Every entry should come back exactly as written, minus the pictures.

__SUPPLIED DATA__.
Segment Open

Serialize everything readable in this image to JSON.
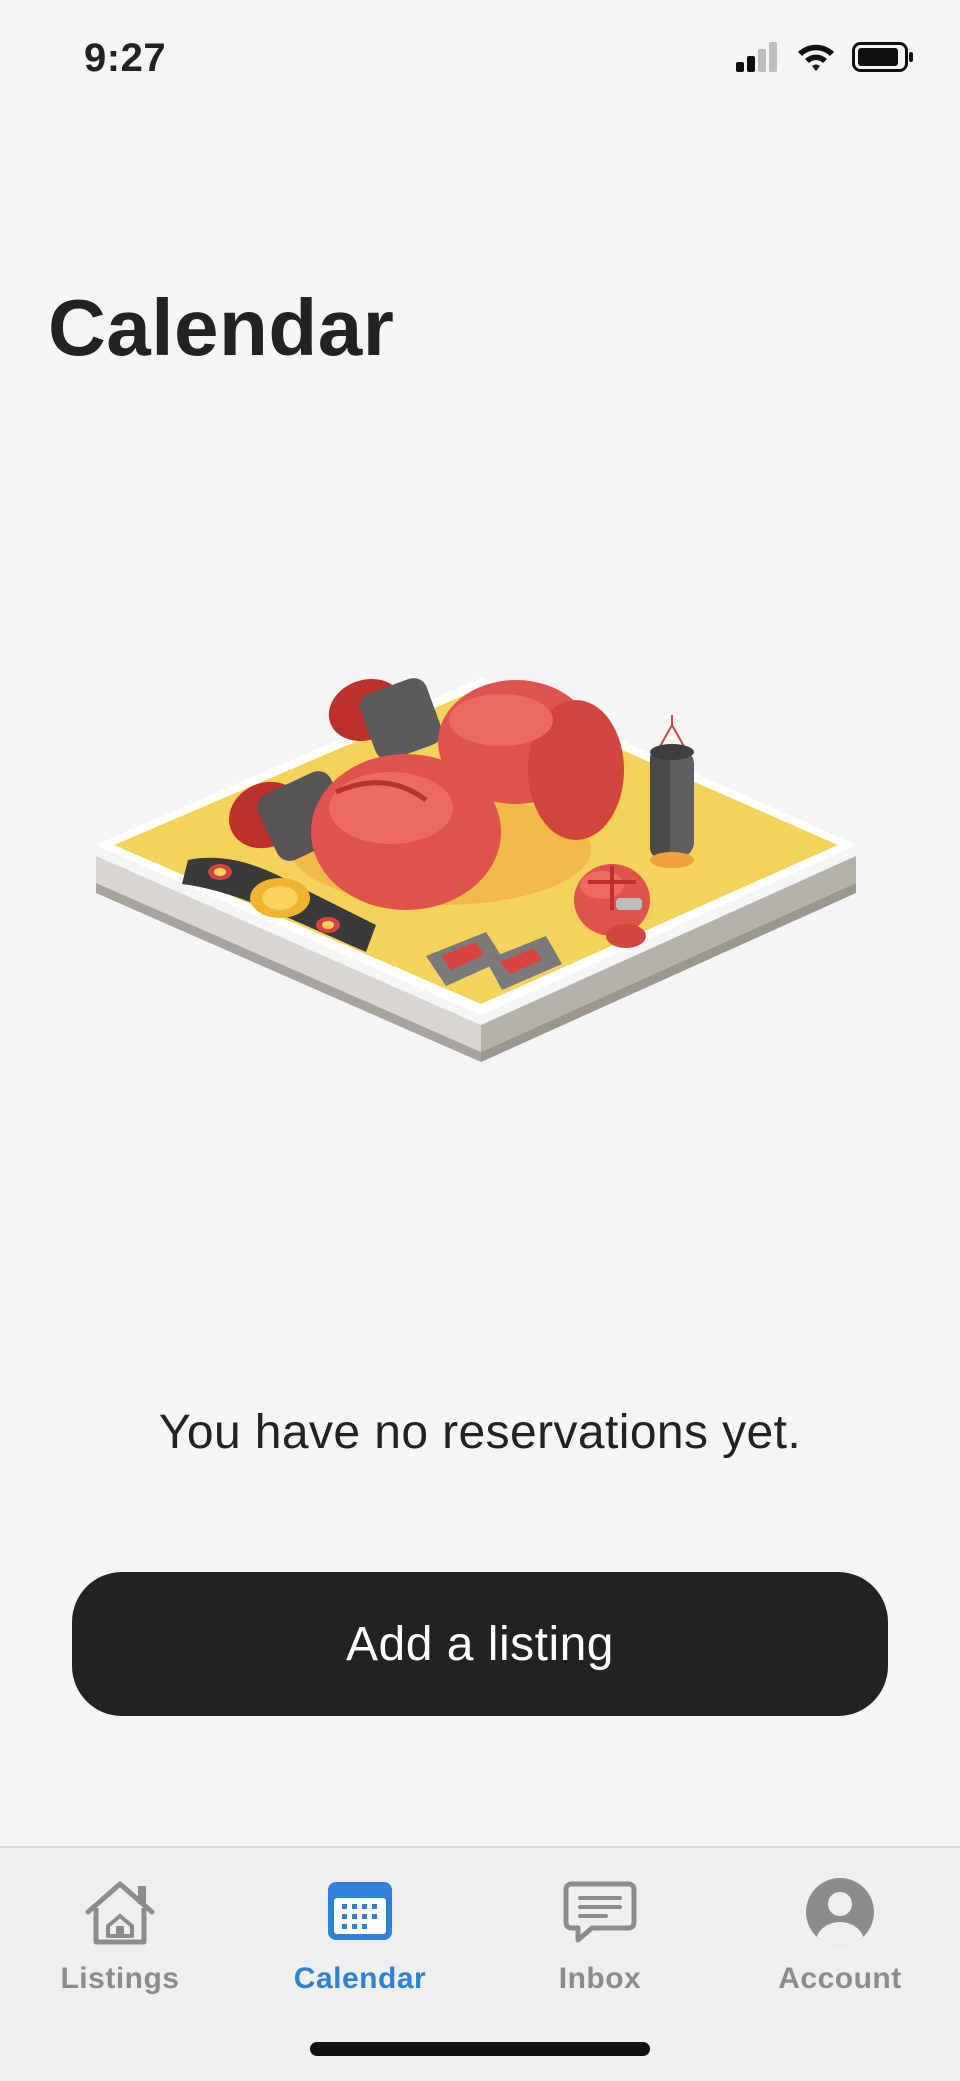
{
  "status_bar": {
    "time": "9:27"
  },
  "page": {
    "title": "Calendar",
    "empty_message": "You have no reservations yet.",
    "primary_button": "Add a listing"
  },
  "tab_bar": {
    "active_color": "#2f80d8",
    "inactive_color": "#8c8c8c",
    "tabs": [
      {
        "label": "Listings",
        "icon": "house-icon",
        "active": false
      },
      {
        "label": "Calendar",
        "icon": "calendar-icon",
        "active": true
      },
      {
        "label": "Inbox",
        "icon": "message-icon",
        "active": false
      },
      {
        "label": "Account",
        "icon": "person-icon",
        "active": false
      }
    ]
  },
  "colors": {
    "background": "#f5f5f5",
    "button": "#222222",
    "illustration_mat": "#f4d35a",
    "illustration_gloves": "#e0524c"
  }
}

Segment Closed

__WRITTEN SOLUTION__.
Serialize everything readable in this image to JSON.
{
  "status_bar": {
    "time": "9:27"
  },
  "page": {
    "title": "Calendar",
    "empty_message": "You have no reservations yet.",
    "primary_button": "Add a listing"
  },
  "tab_bar": {
    "active_color": "#2f80d8",
    "inactive_color": "#8c8c8c",
    "tabs": [
      {
        "label": "Listings",
        "icon": "house-icon",
        "active": false
      },
      {
        "label": "Calendar",
        "icon": "calendar-icon",
        "active": true
      },
      {
        "label": "Inbox",
        "icon": "message-icon",
        "active": false
      },
      {
        "label": "Account",
        "icon": "person-icon",
        "active": false
      }
    ]
  },
  "colors": {
    "background": "#f5f5f5",
    "button": "#222222",
    "illustration_mat": "#f4d35a",
    "illustration_gloves": "#e0524c"
  }
}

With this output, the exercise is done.